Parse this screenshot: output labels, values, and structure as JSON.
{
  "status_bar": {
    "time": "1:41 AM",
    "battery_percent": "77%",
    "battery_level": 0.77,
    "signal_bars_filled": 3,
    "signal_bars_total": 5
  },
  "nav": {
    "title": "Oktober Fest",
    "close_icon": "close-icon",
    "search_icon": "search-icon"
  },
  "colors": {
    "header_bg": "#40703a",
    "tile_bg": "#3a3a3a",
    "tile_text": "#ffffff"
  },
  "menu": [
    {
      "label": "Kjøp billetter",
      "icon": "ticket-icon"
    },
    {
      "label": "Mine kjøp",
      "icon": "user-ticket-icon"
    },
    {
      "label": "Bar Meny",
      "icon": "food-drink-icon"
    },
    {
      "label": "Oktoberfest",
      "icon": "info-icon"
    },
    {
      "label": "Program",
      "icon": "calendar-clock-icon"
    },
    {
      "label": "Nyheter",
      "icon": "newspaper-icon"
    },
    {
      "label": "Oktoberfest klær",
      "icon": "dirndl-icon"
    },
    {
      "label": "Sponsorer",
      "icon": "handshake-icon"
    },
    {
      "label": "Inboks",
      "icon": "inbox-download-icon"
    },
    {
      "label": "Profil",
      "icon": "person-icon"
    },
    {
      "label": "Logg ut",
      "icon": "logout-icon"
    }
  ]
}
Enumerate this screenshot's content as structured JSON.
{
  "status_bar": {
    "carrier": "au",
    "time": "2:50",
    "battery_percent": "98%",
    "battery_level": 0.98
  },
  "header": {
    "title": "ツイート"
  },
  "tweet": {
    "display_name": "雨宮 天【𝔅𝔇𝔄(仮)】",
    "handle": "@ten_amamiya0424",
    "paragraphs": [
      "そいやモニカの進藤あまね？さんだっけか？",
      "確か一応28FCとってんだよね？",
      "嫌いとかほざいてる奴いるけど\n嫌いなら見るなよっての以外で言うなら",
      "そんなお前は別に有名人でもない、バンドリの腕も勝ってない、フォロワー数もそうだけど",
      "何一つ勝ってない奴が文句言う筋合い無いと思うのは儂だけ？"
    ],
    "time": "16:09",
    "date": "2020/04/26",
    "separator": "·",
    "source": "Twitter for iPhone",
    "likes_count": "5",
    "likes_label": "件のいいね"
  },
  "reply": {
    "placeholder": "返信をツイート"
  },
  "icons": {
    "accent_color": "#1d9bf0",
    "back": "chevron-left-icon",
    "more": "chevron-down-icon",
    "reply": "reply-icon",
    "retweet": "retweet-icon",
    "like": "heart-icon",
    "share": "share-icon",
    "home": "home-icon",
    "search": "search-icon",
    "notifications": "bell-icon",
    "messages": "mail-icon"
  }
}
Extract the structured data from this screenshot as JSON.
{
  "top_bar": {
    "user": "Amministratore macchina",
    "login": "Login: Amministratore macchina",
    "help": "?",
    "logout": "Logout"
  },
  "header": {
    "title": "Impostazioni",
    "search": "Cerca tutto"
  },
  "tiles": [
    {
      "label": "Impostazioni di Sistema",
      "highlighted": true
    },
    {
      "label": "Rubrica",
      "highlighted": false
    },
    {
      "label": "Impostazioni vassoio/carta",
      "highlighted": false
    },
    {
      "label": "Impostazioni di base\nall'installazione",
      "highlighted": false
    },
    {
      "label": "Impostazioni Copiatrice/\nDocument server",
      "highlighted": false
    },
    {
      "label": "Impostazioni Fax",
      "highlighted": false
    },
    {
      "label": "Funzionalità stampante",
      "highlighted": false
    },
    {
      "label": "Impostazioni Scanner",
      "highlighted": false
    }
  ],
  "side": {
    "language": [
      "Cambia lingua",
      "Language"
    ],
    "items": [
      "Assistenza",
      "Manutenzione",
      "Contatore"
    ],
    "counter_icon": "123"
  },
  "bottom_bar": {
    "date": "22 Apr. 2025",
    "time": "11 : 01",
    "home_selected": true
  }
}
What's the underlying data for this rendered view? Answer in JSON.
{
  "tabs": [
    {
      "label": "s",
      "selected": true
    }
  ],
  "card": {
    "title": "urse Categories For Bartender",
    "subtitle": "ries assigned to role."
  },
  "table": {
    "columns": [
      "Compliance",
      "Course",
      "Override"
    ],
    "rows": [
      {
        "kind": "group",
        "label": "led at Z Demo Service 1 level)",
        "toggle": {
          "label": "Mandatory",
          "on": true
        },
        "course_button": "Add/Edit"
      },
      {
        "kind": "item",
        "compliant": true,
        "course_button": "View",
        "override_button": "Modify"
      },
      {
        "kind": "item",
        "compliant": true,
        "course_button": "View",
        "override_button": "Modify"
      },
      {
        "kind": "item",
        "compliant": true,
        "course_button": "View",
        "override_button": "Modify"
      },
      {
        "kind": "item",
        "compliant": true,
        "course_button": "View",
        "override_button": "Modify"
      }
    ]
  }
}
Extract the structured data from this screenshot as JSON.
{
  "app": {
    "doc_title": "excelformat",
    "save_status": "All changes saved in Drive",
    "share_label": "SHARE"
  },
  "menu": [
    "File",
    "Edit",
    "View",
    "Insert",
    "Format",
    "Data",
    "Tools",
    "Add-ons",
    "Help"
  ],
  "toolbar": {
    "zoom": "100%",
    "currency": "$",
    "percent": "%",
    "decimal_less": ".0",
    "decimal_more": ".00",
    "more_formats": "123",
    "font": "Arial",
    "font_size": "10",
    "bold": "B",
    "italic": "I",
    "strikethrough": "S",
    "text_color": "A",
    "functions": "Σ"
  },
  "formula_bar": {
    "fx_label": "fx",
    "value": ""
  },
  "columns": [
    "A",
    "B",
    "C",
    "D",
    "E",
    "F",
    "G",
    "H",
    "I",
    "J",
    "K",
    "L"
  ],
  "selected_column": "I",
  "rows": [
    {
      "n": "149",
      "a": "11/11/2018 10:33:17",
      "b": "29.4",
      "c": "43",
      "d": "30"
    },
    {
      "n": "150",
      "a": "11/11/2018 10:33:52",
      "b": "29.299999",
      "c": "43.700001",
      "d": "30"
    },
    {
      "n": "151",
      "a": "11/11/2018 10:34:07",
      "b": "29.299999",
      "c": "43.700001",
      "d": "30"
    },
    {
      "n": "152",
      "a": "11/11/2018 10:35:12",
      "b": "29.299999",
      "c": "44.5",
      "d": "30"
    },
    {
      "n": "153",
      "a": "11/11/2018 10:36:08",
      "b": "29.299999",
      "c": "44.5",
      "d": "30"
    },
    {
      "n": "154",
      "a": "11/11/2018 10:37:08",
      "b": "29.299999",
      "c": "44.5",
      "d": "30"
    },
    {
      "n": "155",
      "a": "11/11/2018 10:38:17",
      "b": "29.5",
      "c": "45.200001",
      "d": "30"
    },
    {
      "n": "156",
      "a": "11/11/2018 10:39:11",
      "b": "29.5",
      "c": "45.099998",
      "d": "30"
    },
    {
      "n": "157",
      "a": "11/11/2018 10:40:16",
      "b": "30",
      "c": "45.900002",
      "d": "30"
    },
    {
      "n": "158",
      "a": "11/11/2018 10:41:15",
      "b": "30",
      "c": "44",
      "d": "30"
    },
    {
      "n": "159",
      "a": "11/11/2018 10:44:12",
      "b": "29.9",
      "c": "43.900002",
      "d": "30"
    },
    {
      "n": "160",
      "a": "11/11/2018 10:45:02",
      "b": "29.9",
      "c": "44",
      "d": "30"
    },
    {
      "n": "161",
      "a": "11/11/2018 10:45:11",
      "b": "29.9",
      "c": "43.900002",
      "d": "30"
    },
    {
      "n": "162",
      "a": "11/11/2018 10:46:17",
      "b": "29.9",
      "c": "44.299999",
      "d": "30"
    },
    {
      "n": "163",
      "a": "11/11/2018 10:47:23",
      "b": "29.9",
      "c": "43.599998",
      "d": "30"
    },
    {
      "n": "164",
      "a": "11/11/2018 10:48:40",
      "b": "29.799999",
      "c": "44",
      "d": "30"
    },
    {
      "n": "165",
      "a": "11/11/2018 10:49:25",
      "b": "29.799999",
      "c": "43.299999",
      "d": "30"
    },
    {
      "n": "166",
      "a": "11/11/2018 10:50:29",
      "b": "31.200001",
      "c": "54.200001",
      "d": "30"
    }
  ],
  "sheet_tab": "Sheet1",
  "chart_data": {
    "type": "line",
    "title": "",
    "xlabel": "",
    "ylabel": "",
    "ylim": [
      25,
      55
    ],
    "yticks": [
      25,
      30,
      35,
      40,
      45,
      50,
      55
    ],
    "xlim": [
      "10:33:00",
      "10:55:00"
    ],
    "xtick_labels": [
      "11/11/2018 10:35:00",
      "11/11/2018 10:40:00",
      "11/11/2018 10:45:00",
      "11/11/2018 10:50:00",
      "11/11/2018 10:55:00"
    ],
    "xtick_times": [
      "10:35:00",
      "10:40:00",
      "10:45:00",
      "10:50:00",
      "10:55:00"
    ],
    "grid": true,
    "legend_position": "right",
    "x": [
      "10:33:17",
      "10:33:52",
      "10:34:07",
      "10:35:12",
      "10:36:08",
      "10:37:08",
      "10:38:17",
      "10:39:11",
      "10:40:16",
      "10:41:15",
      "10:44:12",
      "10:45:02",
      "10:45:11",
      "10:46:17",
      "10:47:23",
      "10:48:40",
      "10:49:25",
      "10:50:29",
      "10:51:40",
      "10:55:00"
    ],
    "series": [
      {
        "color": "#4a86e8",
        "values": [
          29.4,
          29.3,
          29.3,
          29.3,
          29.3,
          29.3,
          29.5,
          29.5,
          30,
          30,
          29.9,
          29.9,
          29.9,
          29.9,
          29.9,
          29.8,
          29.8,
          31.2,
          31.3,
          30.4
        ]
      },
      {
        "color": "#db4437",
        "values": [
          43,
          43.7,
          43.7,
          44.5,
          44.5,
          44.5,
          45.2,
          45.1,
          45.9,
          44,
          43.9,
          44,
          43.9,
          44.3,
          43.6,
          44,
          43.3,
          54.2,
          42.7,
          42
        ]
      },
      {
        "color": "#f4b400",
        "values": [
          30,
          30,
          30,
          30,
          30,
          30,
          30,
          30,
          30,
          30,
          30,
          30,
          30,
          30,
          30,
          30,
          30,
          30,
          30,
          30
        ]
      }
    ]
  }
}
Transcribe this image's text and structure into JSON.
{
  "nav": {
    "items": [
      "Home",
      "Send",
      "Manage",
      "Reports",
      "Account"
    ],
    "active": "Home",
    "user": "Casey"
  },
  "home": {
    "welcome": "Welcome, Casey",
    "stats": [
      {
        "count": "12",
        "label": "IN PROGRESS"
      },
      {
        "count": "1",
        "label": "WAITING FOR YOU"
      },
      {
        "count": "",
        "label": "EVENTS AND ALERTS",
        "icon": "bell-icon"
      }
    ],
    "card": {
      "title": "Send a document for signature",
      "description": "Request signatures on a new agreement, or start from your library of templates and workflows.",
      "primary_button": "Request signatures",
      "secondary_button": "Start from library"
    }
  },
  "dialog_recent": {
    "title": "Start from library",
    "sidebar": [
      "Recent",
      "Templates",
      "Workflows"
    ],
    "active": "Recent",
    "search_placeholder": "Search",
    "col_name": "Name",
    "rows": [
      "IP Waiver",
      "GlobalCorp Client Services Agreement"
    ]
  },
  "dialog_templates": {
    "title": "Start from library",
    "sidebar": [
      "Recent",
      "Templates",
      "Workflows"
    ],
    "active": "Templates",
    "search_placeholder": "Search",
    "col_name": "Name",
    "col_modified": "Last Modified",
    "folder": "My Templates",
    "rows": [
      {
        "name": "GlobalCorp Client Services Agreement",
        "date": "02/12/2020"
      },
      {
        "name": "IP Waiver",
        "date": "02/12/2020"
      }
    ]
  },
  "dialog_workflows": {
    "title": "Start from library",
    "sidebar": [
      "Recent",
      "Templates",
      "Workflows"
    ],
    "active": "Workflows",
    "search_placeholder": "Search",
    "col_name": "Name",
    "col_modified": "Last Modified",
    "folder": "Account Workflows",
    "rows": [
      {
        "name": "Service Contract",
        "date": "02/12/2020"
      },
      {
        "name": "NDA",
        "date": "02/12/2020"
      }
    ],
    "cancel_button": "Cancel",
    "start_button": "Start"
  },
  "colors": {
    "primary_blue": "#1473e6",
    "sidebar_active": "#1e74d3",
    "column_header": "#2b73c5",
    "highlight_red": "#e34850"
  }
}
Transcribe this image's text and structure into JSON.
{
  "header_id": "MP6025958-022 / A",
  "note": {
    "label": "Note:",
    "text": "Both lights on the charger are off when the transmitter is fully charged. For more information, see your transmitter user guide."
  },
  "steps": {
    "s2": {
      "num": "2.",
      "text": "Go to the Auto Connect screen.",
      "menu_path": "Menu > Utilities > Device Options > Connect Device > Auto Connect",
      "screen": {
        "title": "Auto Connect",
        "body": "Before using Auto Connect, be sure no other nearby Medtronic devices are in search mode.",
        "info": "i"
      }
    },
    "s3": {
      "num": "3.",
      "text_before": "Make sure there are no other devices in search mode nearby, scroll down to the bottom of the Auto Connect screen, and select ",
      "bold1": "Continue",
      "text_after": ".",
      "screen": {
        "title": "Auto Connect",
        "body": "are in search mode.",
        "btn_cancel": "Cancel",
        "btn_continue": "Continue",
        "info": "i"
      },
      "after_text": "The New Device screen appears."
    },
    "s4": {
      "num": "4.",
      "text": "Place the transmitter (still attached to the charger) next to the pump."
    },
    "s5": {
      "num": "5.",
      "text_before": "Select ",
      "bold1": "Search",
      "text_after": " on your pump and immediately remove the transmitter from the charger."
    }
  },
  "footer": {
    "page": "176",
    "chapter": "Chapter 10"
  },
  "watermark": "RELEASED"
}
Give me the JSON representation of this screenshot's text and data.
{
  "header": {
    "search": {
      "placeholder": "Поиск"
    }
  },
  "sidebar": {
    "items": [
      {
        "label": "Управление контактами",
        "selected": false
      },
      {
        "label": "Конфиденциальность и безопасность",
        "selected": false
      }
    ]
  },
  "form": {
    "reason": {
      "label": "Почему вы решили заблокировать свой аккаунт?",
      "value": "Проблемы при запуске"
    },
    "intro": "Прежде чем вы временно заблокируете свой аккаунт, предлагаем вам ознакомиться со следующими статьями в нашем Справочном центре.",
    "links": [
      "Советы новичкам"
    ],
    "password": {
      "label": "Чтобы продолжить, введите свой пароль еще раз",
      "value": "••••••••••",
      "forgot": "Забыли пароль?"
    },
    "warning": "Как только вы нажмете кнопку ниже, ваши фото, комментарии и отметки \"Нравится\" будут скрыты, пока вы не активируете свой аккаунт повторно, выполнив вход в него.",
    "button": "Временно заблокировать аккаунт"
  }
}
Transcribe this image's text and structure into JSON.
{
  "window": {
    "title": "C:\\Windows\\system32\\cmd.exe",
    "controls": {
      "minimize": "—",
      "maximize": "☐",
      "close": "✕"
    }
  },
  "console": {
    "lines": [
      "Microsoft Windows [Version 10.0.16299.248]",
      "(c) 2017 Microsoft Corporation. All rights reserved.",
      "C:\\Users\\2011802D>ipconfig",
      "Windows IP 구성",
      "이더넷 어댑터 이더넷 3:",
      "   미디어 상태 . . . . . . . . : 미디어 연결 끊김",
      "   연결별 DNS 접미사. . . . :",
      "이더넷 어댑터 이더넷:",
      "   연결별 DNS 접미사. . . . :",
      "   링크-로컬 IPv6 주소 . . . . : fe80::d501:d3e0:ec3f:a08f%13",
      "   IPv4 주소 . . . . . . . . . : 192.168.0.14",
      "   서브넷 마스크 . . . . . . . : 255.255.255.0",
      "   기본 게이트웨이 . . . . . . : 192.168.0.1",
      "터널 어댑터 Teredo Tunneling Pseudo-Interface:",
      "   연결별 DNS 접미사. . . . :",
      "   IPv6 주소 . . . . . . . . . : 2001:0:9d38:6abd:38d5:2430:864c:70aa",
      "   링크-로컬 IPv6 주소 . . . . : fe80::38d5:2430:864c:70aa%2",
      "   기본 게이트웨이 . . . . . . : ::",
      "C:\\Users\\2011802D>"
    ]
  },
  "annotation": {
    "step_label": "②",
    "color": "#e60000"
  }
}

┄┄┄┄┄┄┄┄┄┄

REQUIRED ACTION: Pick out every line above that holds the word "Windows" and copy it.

ANSWER SECTION:
    "title": "C:\\Windows\\system32\\cmd.exe",
      "Microsoft Windows [Version 10.0.16299.248]",
      "Windows IP 구성",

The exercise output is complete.